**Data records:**
☆ ☆ ☆

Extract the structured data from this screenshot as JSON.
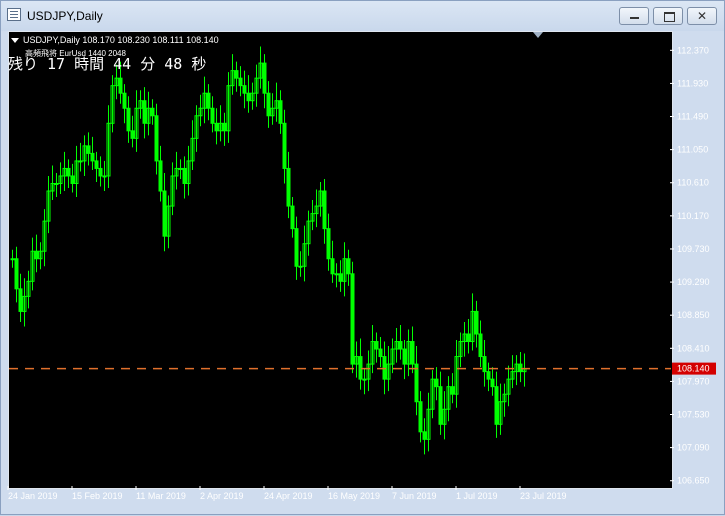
{
  "window": {
    "title": "USDJPY,Daily",
    "controls": {
      "minimize": "minimize",
      "maximize": "maximize",
      "close": "✕"
    }
  },
  "chart_header": {
    "info": "USDJPY,Daily  108.170 108.230 108.111 108.140",
    "indicator": "高頻飛将 EurUsd 1440 2048",
    "countdown": "残り 17 時間 44 分 48 秒"
  },
  "colors": {
    "background": "#000000",
    "candle": "#00ff00",
    "price_line": "#e0702c",
    "price_label_bg": "#d40000",
    "axis_text": "#ffffff"
  },
  "chart_data": {
    "type": "candlestick",
    "symbol": "USDJPY",
    "timeframe": "Daily",
    "ylim": [
      106.58,
      112.6
    ],
    "y_ticks": [
      "112.370",
      "111.930",
      "111.490",
      "111.050",
      "110.610",
      "110.170",
      "109.730",
      "109.290",
      "108.850",
      "108.410",
      "107.970",
      "107.530",
      "107.090",
      "106.650"
    ],
    "x_ticks": [
      "24 Jan 2019",
      "15 Feb 2019",
      "11 Mar 2019",
      "2 Apr 2019",
      "24 Apr 2019",
      "16 May 2019",
      "7 Jun 2019",
      "1 Jul 2019",
      "23 Jul 2019"
    ],
    "x_tick_index": [
      0,
      16,
      32,
      48,
      64,
      80,
      96,
      112,
      128
    ],
    "current_price": "108.140",
    "closes": [
      109.6,
      109.2,
      108.9,
      109.1,
      109.3,
      109.7,
      109.6,
      109.7,
      110.1,
      110.5,
      110.6,
      110.6,
      110.7,
      110.8,
      110.7,
      110.6,
      110.9,
      110.9,
      111.1,
      111.0,
      110.9,
      110.8,
      110.7,
      110.7,
      111.4,
      111.9,
      112.0,
      111.8,
      111.6,
      111.3,
      111.2,
      111.6,
      111.7,
      111.4,
      111.6,
      111.5,
      110.9,
      110.5,
      109.9,
      110.3,
      110.7,
      110.8,
      110.8,
      110.6,
      110.9,
      111.2,
      111.5,
      111.6,
      111.8,
      111.6,
      111.4,
      111.3,
      111.4,
      111.3,
      111.9,
      112.1,
      112.0,
      111.9,
      111.8,
      111.7,
      111.8,
      112.0,
      112.2,
      111.8,
      111.5,
      111.6,
      111.7,
      111.4,
      110.8,
      110.3,
      110.0,
      109.5,
      109.5,
      109.8,
      110.1,
      110.2,
      110.3,
      110.5,
      110.0,
      109.6,
      109.4,
      109.4,
      109.3,
      109.6,
      109.4,
      108.2,
      108.3,
      108.0,
      108.0,
      108.2,
      108.5,
      108.4,
      108.3,
      108.0,
      108.2,
      108.4,
      108.5,
      108.4,
      108.2,
      108.5,
      108.2,
      107.7,
      107.3,
      107.2,
      107.6,
      108.0,
      107.9,
      107.4,
      107.6,
      107.9,
      107.8,
      108.3,
      108.5,
      108.6,
      108.5,
      108.9,
      108.6,
      108.3,
      108.1,
      108.0,
      107.9,
      107.4,
      107.7,
      107.8,
      108.0,
      108.1,
      108.2,
      108.1,
      108.14
    ]
  }
}
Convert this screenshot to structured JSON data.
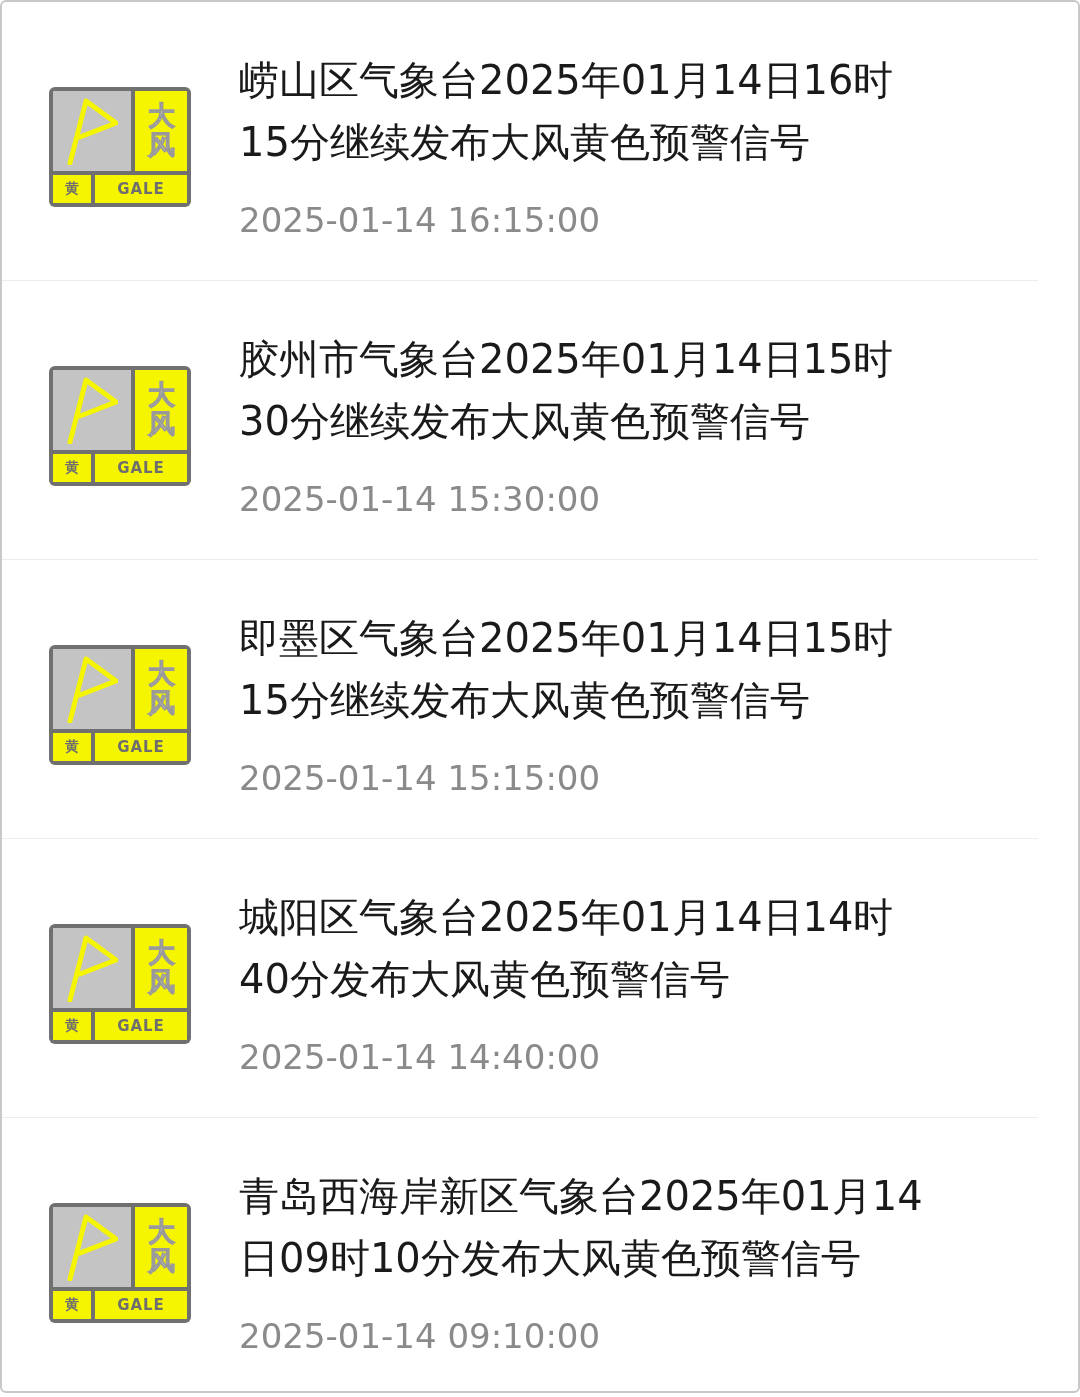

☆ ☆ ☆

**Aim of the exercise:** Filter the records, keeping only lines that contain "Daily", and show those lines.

**Result of the task:**
    "title": "USDJPY,Daily",
    "info": "USDJPY,Daily  108.170 108.230 108.111 108.140",
    "timeframe": "Daily",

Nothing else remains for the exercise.